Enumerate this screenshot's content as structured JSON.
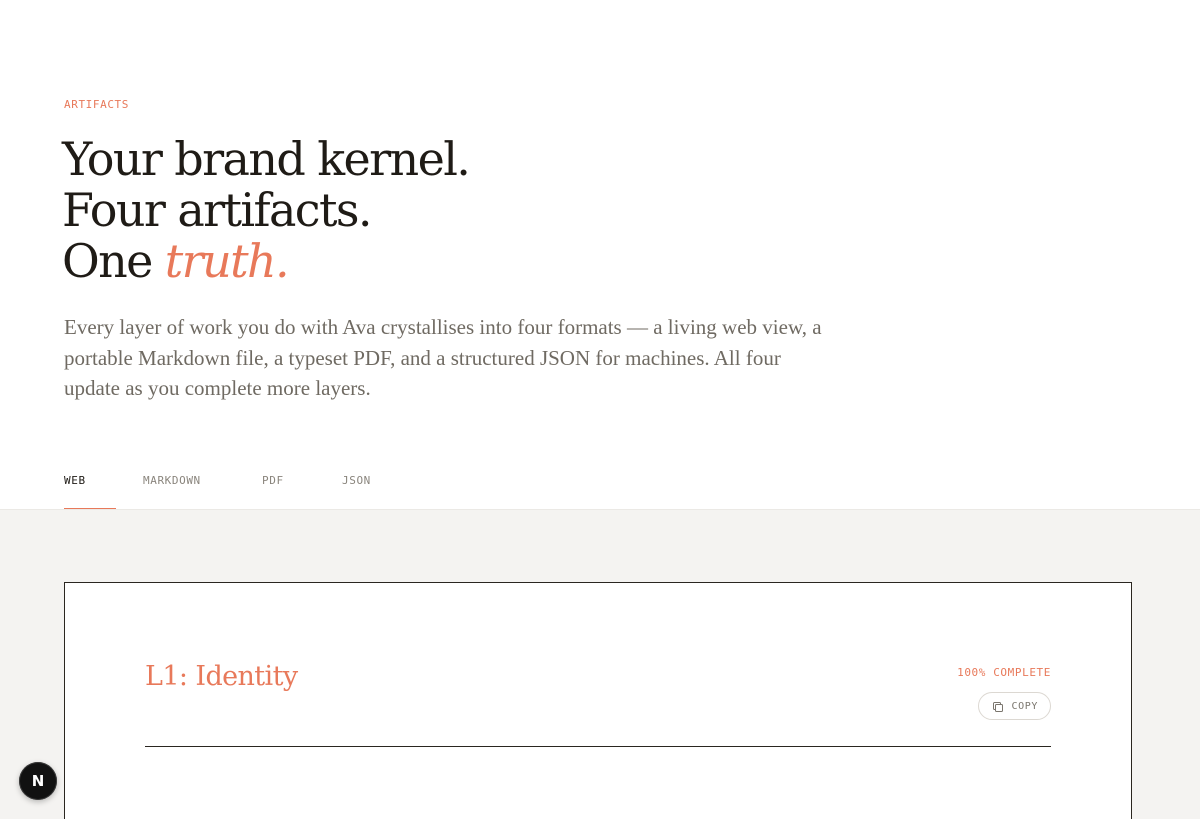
{
  "hero": {
    "eyebrow": "ARTIFACTS",
    "headline_line1": "Your brand kernel.",
    "headline_line2": "Four artifacts.",
    "headline_line3_lead": "One ",
    "headline_line3_accent": "truth.",
    "lede": "Every layer of work you do with Ava crystallises into four formats — a living web view, a portable Markdown file, a typeset PDF, and a structured JSON for machines. All four update as you complete more layers."
  },
  "tabs": [
    {
      "label": "WEB",
      "active": true
    },
    {
      "label": "MARKDOWN",
      "active": false
    },
    {
      "label": "PDF",
      "active": false
    },
    {
      "label": "JSON",
      "active": false
    }
  ],
  "card": {
    "title": "L1: Identity",
    "complete_label": "100% COMPLETE",
    "copy_label": "COPY",
    "copy_icon": "copy-icon"
  },
  "badge": {
    "label": "N",
    "icon": "nextjs-icon"
  },
  "colors": {
    "accent": "#e8795a",
    "ink": "#1f1b16",
    "muted": "#6f6a62",
    "surface": "#f4f3f1"
  }
}
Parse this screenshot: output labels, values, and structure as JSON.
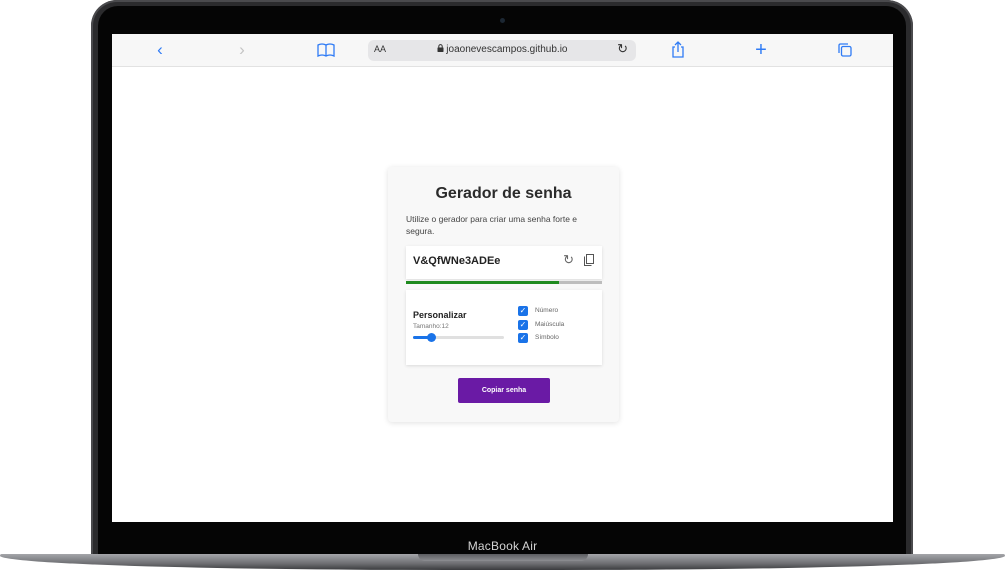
{
  "device": {
    "label": "MacBook Air"
  },
  "browser": {
    "text_size_button": "AA",
    "url": "joaonevescampos.github.io",
    "icons": [
      "back-icon",
      "forward-icon",
      "bookmarks-icon",
      "lock-icon",
      "reload-icon",
      "share-icon",
      "new-tab-icon",
      "tabs-icon"
    ]
  },
  "card": {
    "title": "Gerador de senha",
    "description": "Utilize o gerador para criar uma senha forte e segura.",
    "password": "V&QfWNe3ADEe",
    "strength": 0.78,
    "strength_color": "#1e8a1e",
    "customize": {
      "title": "Personalizar",
      "size_label": "Tamanho:12",
      "size_value": 12,
      "size_fraction": 0.2,
      "options": [
        {
          "label": "Número",
          "checked": true
        },
        {
          "label": "Maiúscula",
          "checked": true
        },
        {
          "label": "Símbolo",
          "checked": true
        }
      ]
    },
    "copy_button": "Copiar senha",
    "accent_color": "#6a1aa5",
    "check_color": "#1a73e8"
  }
}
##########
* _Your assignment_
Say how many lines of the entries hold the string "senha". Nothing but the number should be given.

* _Exercise response_
3